What to do:
Write out all of the entries exactly as given.

═══ Task inputs ═══

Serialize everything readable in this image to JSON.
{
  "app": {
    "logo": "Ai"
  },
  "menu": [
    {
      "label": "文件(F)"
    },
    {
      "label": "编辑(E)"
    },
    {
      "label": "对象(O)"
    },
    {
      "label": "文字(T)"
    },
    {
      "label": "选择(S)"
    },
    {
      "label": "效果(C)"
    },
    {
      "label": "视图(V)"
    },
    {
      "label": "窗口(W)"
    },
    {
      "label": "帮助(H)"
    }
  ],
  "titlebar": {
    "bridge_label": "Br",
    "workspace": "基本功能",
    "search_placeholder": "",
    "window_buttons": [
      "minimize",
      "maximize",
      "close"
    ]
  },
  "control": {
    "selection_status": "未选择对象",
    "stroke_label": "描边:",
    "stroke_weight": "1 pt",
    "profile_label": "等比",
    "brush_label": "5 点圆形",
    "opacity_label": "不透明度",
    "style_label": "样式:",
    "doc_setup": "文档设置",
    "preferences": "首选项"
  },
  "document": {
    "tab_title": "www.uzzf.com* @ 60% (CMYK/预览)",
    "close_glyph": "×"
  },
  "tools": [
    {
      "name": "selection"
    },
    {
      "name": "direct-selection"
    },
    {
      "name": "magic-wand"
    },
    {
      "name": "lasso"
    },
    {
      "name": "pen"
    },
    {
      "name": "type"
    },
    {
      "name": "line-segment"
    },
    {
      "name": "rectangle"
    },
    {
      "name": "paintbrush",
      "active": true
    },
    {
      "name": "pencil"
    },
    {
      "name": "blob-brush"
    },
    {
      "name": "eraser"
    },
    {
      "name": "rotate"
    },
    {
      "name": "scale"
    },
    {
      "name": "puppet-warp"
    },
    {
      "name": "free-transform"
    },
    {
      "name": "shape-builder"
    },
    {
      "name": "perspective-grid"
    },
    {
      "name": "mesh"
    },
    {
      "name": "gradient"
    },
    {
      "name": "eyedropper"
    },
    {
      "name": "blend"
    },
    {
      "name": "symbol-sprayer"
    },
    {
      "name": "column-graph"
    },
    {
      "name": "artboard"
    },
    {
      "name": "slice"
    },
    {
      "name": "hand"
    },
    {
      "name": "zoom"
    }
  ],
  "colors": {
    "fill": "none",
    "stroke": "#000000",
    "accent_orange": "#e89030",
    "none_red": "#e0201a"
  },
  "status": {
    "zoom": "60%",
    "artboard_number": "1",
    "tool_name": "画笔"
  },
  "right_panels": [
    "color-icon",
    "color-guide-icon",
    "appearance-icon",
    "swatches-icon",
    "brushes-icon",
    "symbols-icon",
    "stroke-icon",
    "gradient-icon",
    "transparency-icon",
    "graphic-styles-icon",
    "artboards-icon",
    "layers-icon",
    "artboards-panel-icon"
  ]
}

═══

Answer area:
Serialize everything readable in this image to JSON.
{
  "app": {
    "logo": "Ai"
  },
  "menu": [
    {
      "label": "文件(F)"
    },
    {
      "label": "编辑(E)"
    },
    {
      "label": "对象(O)"
    },
    {
      "label": "文字(T)"
    },
    {
      "label": "选择(S)"
    },
    {
      "label": "效果(C)"
    },
    {
      "label": "视图(V)"
    },
    {
      "label": "窗口(W)"
    },
    {
      "label": "帮助(H)"
    }
  ],
  "titlebar": {
    "bridge_label": "Br",
    "workspace": "基本功能",
    "search_placeholder": "",
    "window_buttons": [
      "minimize",
      "maximize",
      "close"
    ]
  },
  "control": {
    "selection_status": "未选择对象",
    "stroke_label": "描边:",
    "stroke_weight": "1 pt",
    "profile_label": "等比",
    "brush_label": "5 点圆形",
    "opacity_label": "不透明度",
    "style_label": "样式:",
    "doc_setup": "文档设置",
    "preferences": "首选项"
  },
  "document": {
    "tab_title": "www.uzzf.com* @ 60% (CMYK/预览)",
    "close_glyph": "×"
  },
  "tools": [
    {
      "name": "selection"
    },
    {
      "name": "direct-selection"
    },
    {
      "name": "magic-wand"
    },
    {
      "name": "lasso"
    },
    {
      "name": "pen"
    },
    {
      "name": "type"
    },
    {
      "name": "line-segment"
    },
    {
      "name": "rectangle"
    },
    {
      "name": "paintbrush",
      "active": true
    },
    {
      "name": "pencil"
    },
    {
      "name": "blob-brush"
    },
    {
      "name": "eraser"
    },
    {
      "name": "rotate"
    },
    {
      "name": "scale"
    },
    {
      "name": "puppet-warp"
    },
    {
      "name": "free-transform"
    },
    {
      "name": "shape-builder"
    },
    {
      "name": "perspective-grid"
    },
    {
      "name": "mesh"
    },
    {
      "name": "gradient"
    },
    {
      "name": "eyedropper"
    },
    {
      "name": "blend"
    },
    {
      "name": "symbol-sprayer"
    },
    {
      "name": "column-graph"
    },
    {
      "name": "artboard"
    },
    {
      "name": "slice"
    },
    {
      "name": "hand"
    },
    {
      "name": "zoom"
    }
  ],
  "colors": {
    "fill": "none",
    "stroke": "#000000",
    "accent_orange": "#e89030",
    "none_red": "#e0201a"
  },
  "status": {
    "zoom": "60%",
    "artboard_number": "1",
    "tool_name": "画笔"
  },
  "right_panels": [
    "color-icon",
    "color-guide-icon",
    "appearance-icon",
    "swatches-icon",
    "brushes-icon",
    "symbols-icon",
    "stroke-icon",
    "gradient-icon",
    "transparency-icon",
    "graphic-styles-icon",
    "artboards-icon",
    "layers-icon",
    "artboards-panel-icon"
  ]
}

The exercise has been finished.